Wild mowing comes to Wanstead
A new wildlife mowing regime is up and running in a number of park areas and road verges around Wanstead. Grass in these designated areas will be left to grow long and naturalise with wildflowers by mowing less frequently. The pilot project is a collaboration between Wild Wanstead, Redbridge Council and Vision RCL. It’s a new way of doing things for the contractors who cut the grass, so it’s a learning curve and a few areas may get mown accidentally at first, but the project marks the start of a different approach to making Wanstead's urban green spaces more inviting to wildlife.
With huge losses in insect life and a third of wild bees and hoverflies in decline, everyone needs to play their part in creating a habitat where the ecosystem that we humans rely on can thrive – and that includes the council.
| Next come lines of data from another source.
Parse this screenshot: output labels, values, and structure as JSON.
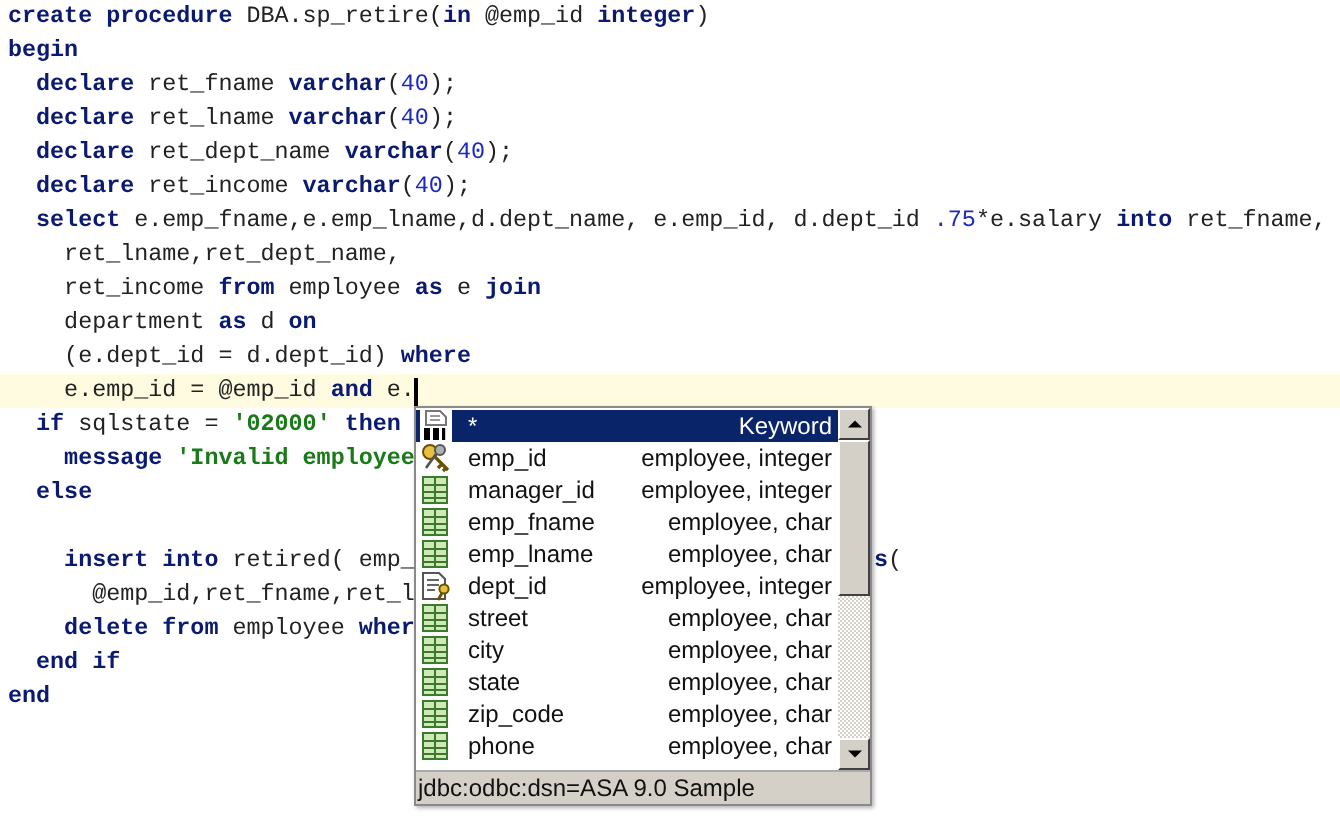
{
  "editor": {
    "lines": [
      {
        "current": false,
        "tokens": [
          {
            "kind": "keyword",
            "text": "create procedure"
          },
          {
            "kind": "plain",
            "text": " DBA.sp_retire("
          },
          {
            "kind": "keyword",
            "text": "in"
          },
          {
            "kind": "plain",
            "text": " @emp_id "
          },
          {
            "kind": "keyword",
            "text": "integer"
          },
          {
            "kind": "plain",
            "text": ")"
          }
        ]
      },
      {
        "current": false,
        "tokens": [
          {
            "kind": "keyword",
            "text": "begin"
          }
        ]
      },
      {
        "current": false,
        "tokens": [
          {
            "kind": "keyword",
            "text": "  declare"
          },
          {
            "kind": "plain",
            "text": " ret_fname "
          },
          {
            "kind": "keyword",
            "text": "varchar"
          },
          {
            "kind": "plain",
            "text": "("
          },
          {
            "kind": "number",
            "text": "40"
          },
          {
            "kind": "plain",
            "text": ");"
          }
        ]
      },
      {
        "current": false,
        "tokens": [
          {
            "kind": "keyword",
            "text": "  declare"
          },
          {
            "kind": "plain",
            "text": " ret_lname "
          },
          {
            "kind": "keyword",
            "text": "varchar"
          },
          {
            "kind": "plain",
            "text": "("
          },
          {
            "kind": "number",
            "text": "40"
          },
          {
            "kind": "plain",
            "text": ");"
          }
        ]
      },
      {
        "current": false,
        "tokens": [
          {
            "kind": "keyword",
            "text": "  declare"
          },
          {
            "kind": "plain",
            "text": " ret_dept_name "
          },
          {
            "kind": "keyword",
            "text": "varchar"
          },
          {
            "kind": "plain",
            "text": "("
          },
          {
            "kind": "number",
            "text": "40"
          },
          {
            "kind": "plain",
            "text": ");"
          }
        ]
      },
      {
        "current": false,
        "tokens": [
          {
            "kind": "keyword",
            "text": "  declare"
          },
          {
            "kind": "plain",
            "text": " ret_income "
          },
          {
            "kind": "keyword",
            "text": "varchar"
          },
          {
            "kind": "plain",
            "text": "("
          },
          {
            "kind": "number",
            "text": "40"
          },
          {
            "kind": "plain",
            "text": ");"
          }
        ]
      },
      {
        "current": false,
        "tokens": [
          {
            "kind": "keyword",
            "text": "  select"
          },
          {
            "kind": "plain",
            "text": " e.emp_fname,e.emp_lname,d.dept_name, e.emp_id, d.dept_id "
          },
          {
            "kind": "number",
            "text": ".75"
          },
          {
            "kind": "plain",
            "text": "*e.salary "
          },
          {
            "kind": "keyword",
            "text": "into"
          },
          {
            "kind": "plain",
            "text": " ret_fname,"
          }
        ]
      },
      {
        "current": false,
        "tokens": [
          {
            "kind": "plain",
            "text": "    ret_lname,ret_dept_name,"
          }
        ]
      },
      {
        "current": false,
        "tokens": [
          {
            "kind": "plain",
            "text": "    ret_income "
          },
          {
            "kind": "keyword",
            "text": "from"
          },
          {
            "kind": "plain",
            "text": " employee "
          },
          {
            "kind": "keyword",
            "text": "as"
          },
          {
            "kind": "plain",
            "text": " e "
          },
          {
            "kind": "keyword",
            "text": "join"
          }
        ]
      },
      {
        "current": false,
        "tokens": [
          {
            "kind": "plain",
            "text": "    department "
          },
          {
            "kind": "keyword",
            "text": "as"
          },
          {
            "kind": "plain",
            "text": " d "
          },
          {
            "kind": "keyword",
            "text": "on"
          }
        ]
      },
      {
        "current": false,
        "tokens": [
          {
            "kind": "plain",
            "text": "    (e.dept_id = d.dept_id) "
          },
          {
            "kind": "keyword",
            "text": "where"
          }
        ]
      },
      {
        "current": true,
        "tokens": [
          {
            "kind": "plain",
            "text": "    e.emp_id = @emp_id "
          },
          {
            "kind": "keyword",
            "text": "and"
          },
          {
            "kind": "plain",
            "text": " e."
          }
        ]
      },
      {
        "current": false,
        "tokens": [
          {
            "kind": "keyword",
            "text": "  if"
          },
          {
            "kind": "plain",
            "text": " sqlstate = "
          },
          {
            "kind": "string",
            "text": "'02000'"
          },
          {
            "kind": "keyword",
            "text": " then"
          }
        ]
      },
      {
        "current": false,
        "tokens": [
          {
            "kind": "keyword",
            "text": "    message"
          },
          {
            "kind": "string",
            "text": " 'Invalid employee"
          }
        ]
      },
      {
        "current": false,
        "tokens": [
          {
            "kind": "keyword",
            "text": "  else"
          }
        ]
      },
      {
        "current": false,
        "gap_before": true,
        "tokens": [
          {
            "kind": "keyword",
            "text": "    insert into"
          },
          {
            "kind": "plain",
            "text": " retired( emp_"
          }
        ],
        "tail": [
          {
            "kind": "keyword",
            "text": "s"
          },
          {
            "kind": "plain",
            "text": "("
          }
        ]
      },
      {
        "current": false,
        "tokens": [
          {
            "kind": "plain",
            "text": "      @emp_id,ret_fname,ret_l"
          }
        ]
      },
      {
        "current": false,
        "tokens": [
          {
            "kind": "keyword",
            "text": "    delete from"
          },
          {
            "kind": "plain",
            "text": " employee "
          },
          {
            "kind": "keyword",
            "text": "wher"
          }
        ]
      },
      {
        "current": false,
        "tokens": [
          {
            "kind": "keyword",
            "text": "  end if"
          }
        ]
      },
      {
        "current": false,
        "tokens": [
          {
            "kind": "keyword",
            "text": "end"
          }
        ]
      }
    ]
  },
  "completion": {
    "items": [
      {
        "kind": "keyword",
        "name": "*",
        "type": "Keyword",
        "selected": true
      },
      {
        "kind": "primary-key",
        "name": "emp_id",
        "type": "employee, integer",
        "selected": false
      },
      {
        "kind": "column",
        "name": "manager_id",
        "type": "employee, integer",
        "selected": false
      },
      {
        "kind": "column",
        "name": "emp_fname",
        "type": "employee, char",
        "selected": false
      },
      {
        "kind": "column",
        "name": "emp_lname",
        "type": "employee, char",
        "selected": false
      },
      {
        "kind": "foreign-key",
        "name": "dept_id",
        "type": "employee, integer",
        "selected": false
      },
      {
        "kind": "column",
        "name": "street",
        "type": "employee, char",
        "selected": false
      },
      {
        "kind": "column",
        "name": "city",
        "type": "employee, char",
        "selected": false
      },
      {
        "kind": "column",
        "name": "state",
        "type": "employee, char",
        "selected": false
      },
      {
        "kind": "column",
        "name": "zip_code",
        "type": "employee, char",
        "selected": false
      },
      {
        "kind": "column",
        "name": "phone",
        "type": "employee, char",
        "selected": false
      }
    ],
    "status": "jdbc:odbc:dsn=ASA 9.0 Sample"
  }
}
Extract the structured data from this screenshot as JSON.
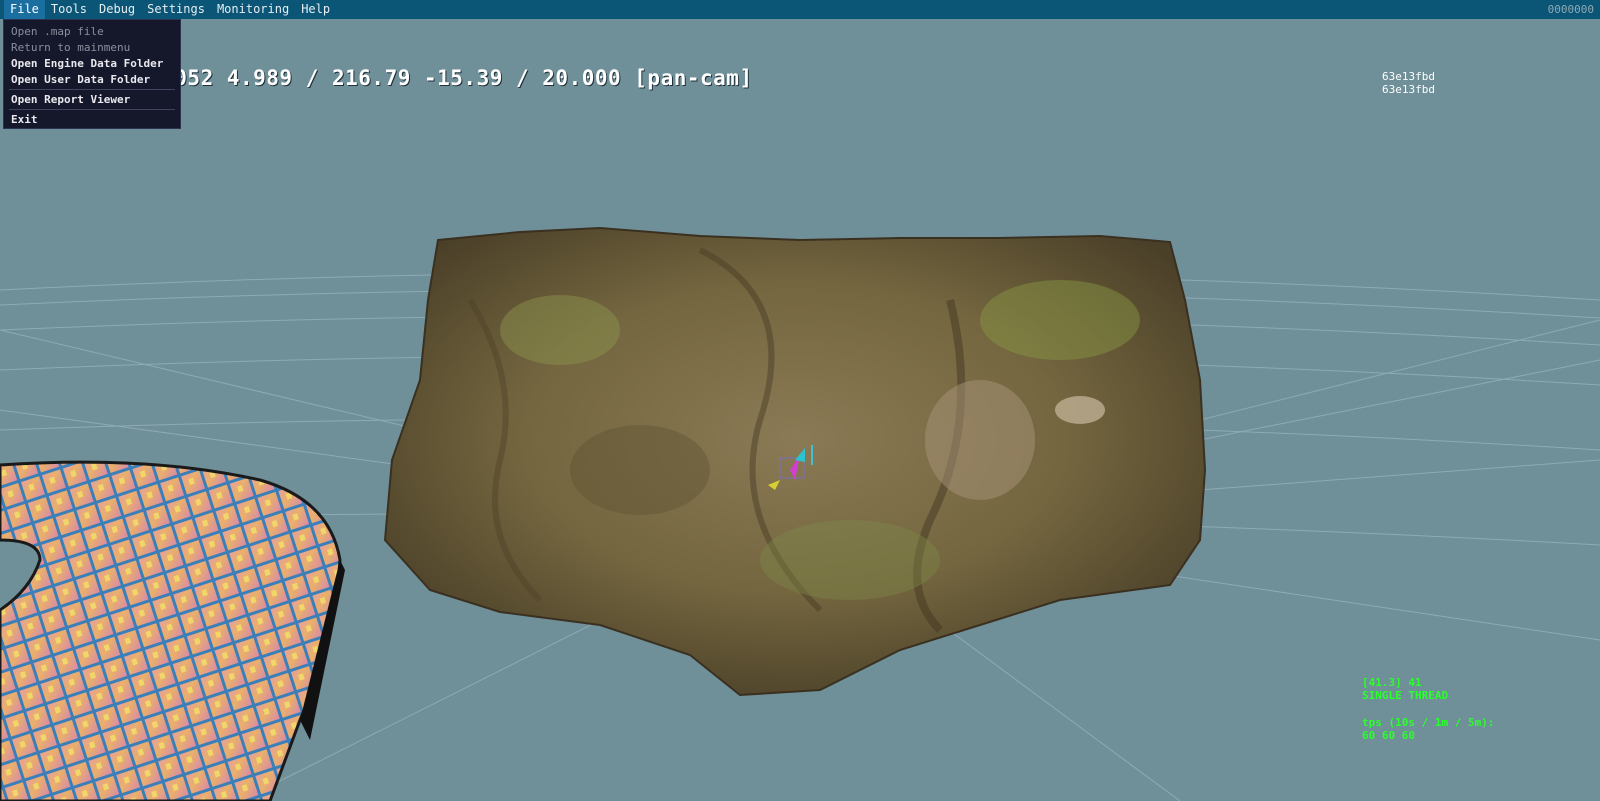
{
  "menubar": {
    "items": [
      "File",
      "Tools",
      "Debug",
      "Settings",
      "Monitoring",
      "Help"
    ],
    "fps_counter": "0000000"
  },
  "file_menu": {
    "items": [
      {
        "label": "Open .map file",
        "enabled": false
      },
      {
        "label": "Return to mainmenu",
        "enabled": false
      },
      {
        "label": "Open Engine Data Folder",
        "enabled": true
      },
      {
        "label": "Open User Data Folder",
        "enabled": true
      },
      {
        "label": "Open Report Viewer",
        "enabled": true
      },
      {
        "label": "Exit",
        "enabled": true
      }
    ]
  },
  "hud": {
    "camera_readout": "7.052 4.989 / 216.79 -15.39 / 20.000 [pan-cam]",
    "hash_lines": [
      "63e13fbd",
      "63e13fbd"
    ],
    "stats_lines": [
      "[41.3] 41",
      "SINGLE THREAD",
      "",
      "tps (10s / 1m / 5m):",
      "60 60 60"
    ]
  },
  "colors": {
    "menubar": "#0b5676",
    "sky": "#6f8f99",
    "stats_text": "#2bff2b",
    "rock_base": "#7d6a48"
  }
}
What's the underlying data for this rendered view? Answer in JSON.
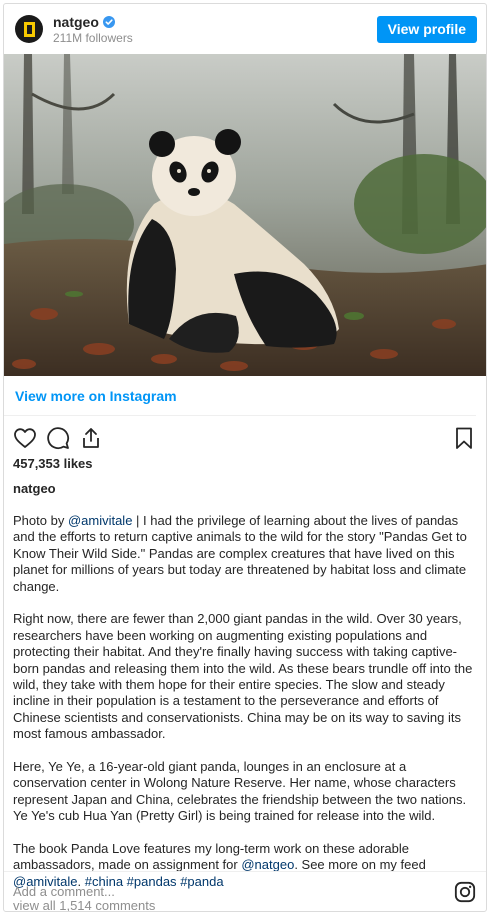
{
  "header": {
    "username": "natgeo",
    "followers": "211M followers",
    "view_profile_label": "View profile"
  },
  "photo": {
    "description_icon": "photo"
  },
  "view_more_label": "View more on Instagram",
  "likes": "457,353 likes",
  "owner": "natgeo",
  "caption": {
    "p1_prefix": "Photo by ",
    "p1_mention": "@amivitale",
    "p1_rest": " | I had the privilege of learning about the lives of pandas and the efforts to return captive animals to the wild for the story \"Pandas Get to Know Their Wild Side.\" Pandas are complex creatures that have lived on this planet for millions of years but today are threatened by habitat loss and climate change.",
    "p2": "Right now, there are fewer than 2,000 giant pandas in the wild. Over 30 years, researchers have been working on augmenting existing populations and protecting their habitat. And they're finally having success with taking captive-born pandas and releasing them into the wild. As these bears trundle off into the wild, they take with them hope for their entire species. The slow and steady incline in their population is a testament to the perseverance and efforts of Chinese scientists and conservationists. China may be on its way to saving its most famous ambassador.",
    "p3": "Here, Ye Ye, a 16-year-old giant panda, lounges in an enclosure at a conservation center in Wolong Nature Reserve. Her name, whose characters represent Japan and China, celebrates the friendship between the two nations. Ye Ye's cub Hua Yan (Pretty Girl) is being trained for release into the wild.",
    "p4_a": "The book Panda Love features my long-term work on these adorable ambassadors, made on assignment for ",
    "p4_mention1": "@natgeo",
    "p4_b": ". See more on my feed ",
    "p4_mention2": "@amivitale",
    "p4_c": ". ",
    "p4_tag1": "#china",
    "p4_tag2": "#pandas",
    "p4_tag3": "#panda"
  },
  "comments_link": "view all 1,514 comments",
  "add_comment_placeholder": "Add a comment...",
  "colors": {
    "accent": "#0095f6",
    "link": "#00376b",
    "muted": "#8e8e8e",
    "border": "#dbdbdb"
  }
}
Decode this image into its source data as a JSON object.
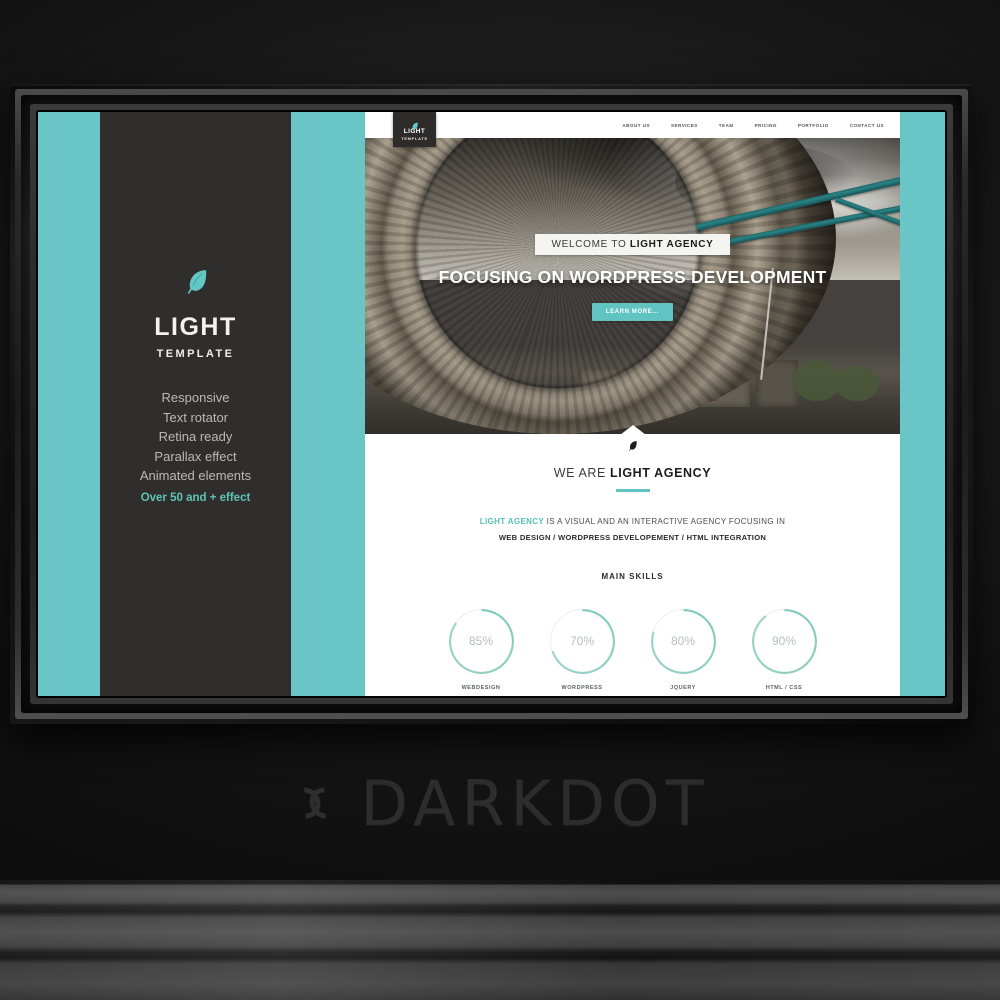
{
  "watermark": {
    "text": "DARKDOT",
    "mark": "darkdot-logo-mark"
  },
  "colors": {
    "teal": "#6ac6c6",
    "panel_dark": "#302e2c",
    "accent_text": "#5ec4b8",
    "button": "#62c4c2",
    "frame_black": "#111111"
  },
  "promo_panel": {
    "icon": "feather-icon",
    "title": "LIGHT",
    "subtitle": "TEMPLATE",
    "features": [
      "Responsive",
      "Text rotator",
      "Retina ready",
      "Parallax effect",
      "Animated elements"
    ],
    "highlight": "Over 50 and + effect"
  },
  "site": {
    "logo": {
      "icon": "feather-icon",
      "title": "LIGHT",
      "subtitle": "TEMPLATE"
    },
    "nav": [
      {
        "label": "ABOUT US"
      },
      {
        "label": "SERVICES"
      },
      {
        "label": "TEAM"
      },
      {
        "label": "PRICING"
      },
      {
        "label": "PORTFOLIO"
      },
      {
        "label": "CONTACT US"
      }
    ],
    "hero": {
      "badge_prefix": "WELCOME TO ",
      "badge_brand": "LIGHT AGENCY",
      "headline": "FOCUSING ON WORDPRESS DEVELOPMENT",
      "cta_label": "LEARN MORE...",
      "image_alt": "tower-bridge-fisheye-photo"
    },
    "about": {
      "heading_prefix": "WE ARE ",
      "heading_brand": "LIGHT AGENCY",
      "desc_brand": "LIGHT AGENCY",
      "desc_rest": " IS A VISUAL AND AN INTERACTIVE AGENCY FOCUSING IN",
      "desc_line2": "WEB DESIGN / WORDPRESS DEVELOPEMENT / HTML INTEGRATION",
      "skills_title": "MAIN SKILLS"
    },
    "skills": [
      {
        "label": "WEBDESIGN",
        "percent": 85,
        "value": "85%"
      },
      {
        "label": "WORDPRESS",
        "percent": 70,
        "value": "70%"
      },
      {
        "label": "JQUERY",
        "percent": 80,
        "value": "80%"
      },
      {
        "label": "HTML / CSS",
        "percent": 90,
        "value": "90%"
      }
    ]
  }
}
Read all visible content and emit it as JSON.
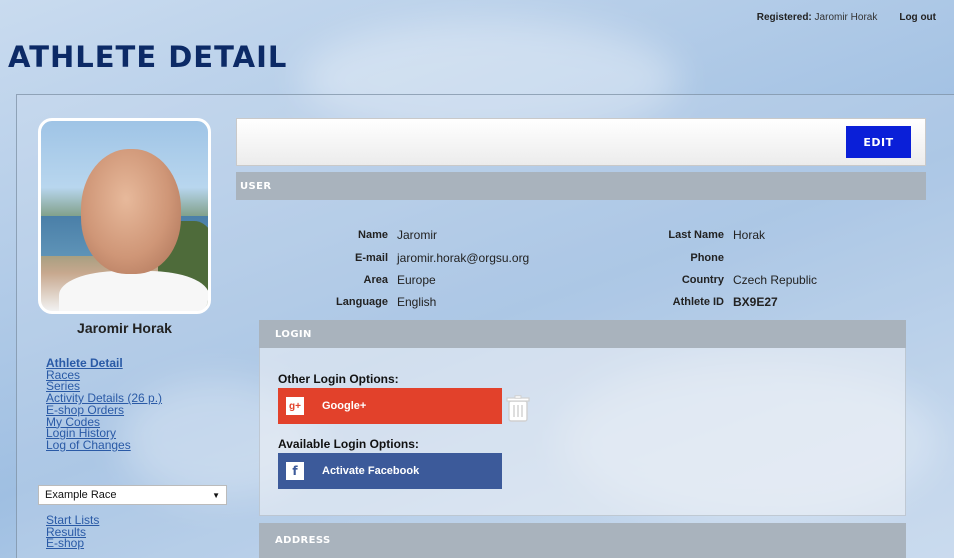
{
  "header": {
    "registered_label": "Registered:",
    "registered_user": "Jaromir Horak",
    "logout": "Log out",
    "page_title": "ATHLETE DETAIL"
  },
  "sidebar": {
    "athlete_name": "Jaromir Horak",
    "nav_items": [
      {
        "label": "Athlete Detail",
        "active": true
      },
      {
        "label": "Races"
      },
      {
        "label": "Series"
      },
      {
        "label": "Activity Details (26 p.)"
      },
      {
        "label": "E-shop Orders"
      },
      {
        "label": "My Codes"
      },
      {
        "label": "Login History"
      },
      {
        "label": "Log of Changes"
      }
    ],
    "race_select": {
      "selected": "Example Race"
    },
    "race_nav": [
      {
        "label": "Start Lists"
      },
      {
        "label": "Results"
      },
      {
        "label": "E-shop"
      }
    ]
  },
  "toolbar": {
    "edit_label": "EDIT"
  },
  "user_section": {
    "title": "USER",
    "fields": {
      "name_label": "Name",
      "name_value": "Jaromir",
      "email_label": "E-mail",
      "email_value": "jaromir.horak@orgsu.org",
      "area_label": "Area",
      "area_value": "Europe",
      "language_label": "Language",
      "language_value": "English",
      "lastname_label": "Last Name",
      "lastname_value": "Horak",
      "phone_label": "Phone",
      "phone_value": "",
      "country_label": "Country",
      "country_value": "Czech Republic",
      "athleteid_label": "Athlete ID",
      "athleteid_value": "BX9E27"
    }
  },
  "login_section": {
    "title": "LOGIN",
    "other_options_label": "Other Login Options:",
    "google_label": "Google+",
    "available_options_label": "Available Login Options:",
    "facebook_label": "Activate Facebook"
  },
  "address_section": {
    "title": "ADDRESS"
  },
  "colors": {
    "title_navy": "#0c2a66",
    "edit_blue": "#0a1fd8",
    "google_red": "#e2412b",
    "facebook_blue": "#3c5a9a",
    "section_gray": "#a9b3bd",
    "link_blue": "#2a5aa6"
  }
}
The aim of the project is to maximise the diversity of plants in the unmown areas to provide a habitat and food for insects and other invertebrates, themselves on the menu for creatures like birds, hedgehogs, frogs and toads. Changing the way land is managed has been shown to help address the catastrophic declines in insect numbers, at least to some degree. Amsterdam has achieved a 45% increase in its bee population since 2000 with approaches including wildflower areas and banning use of pesticides on public land.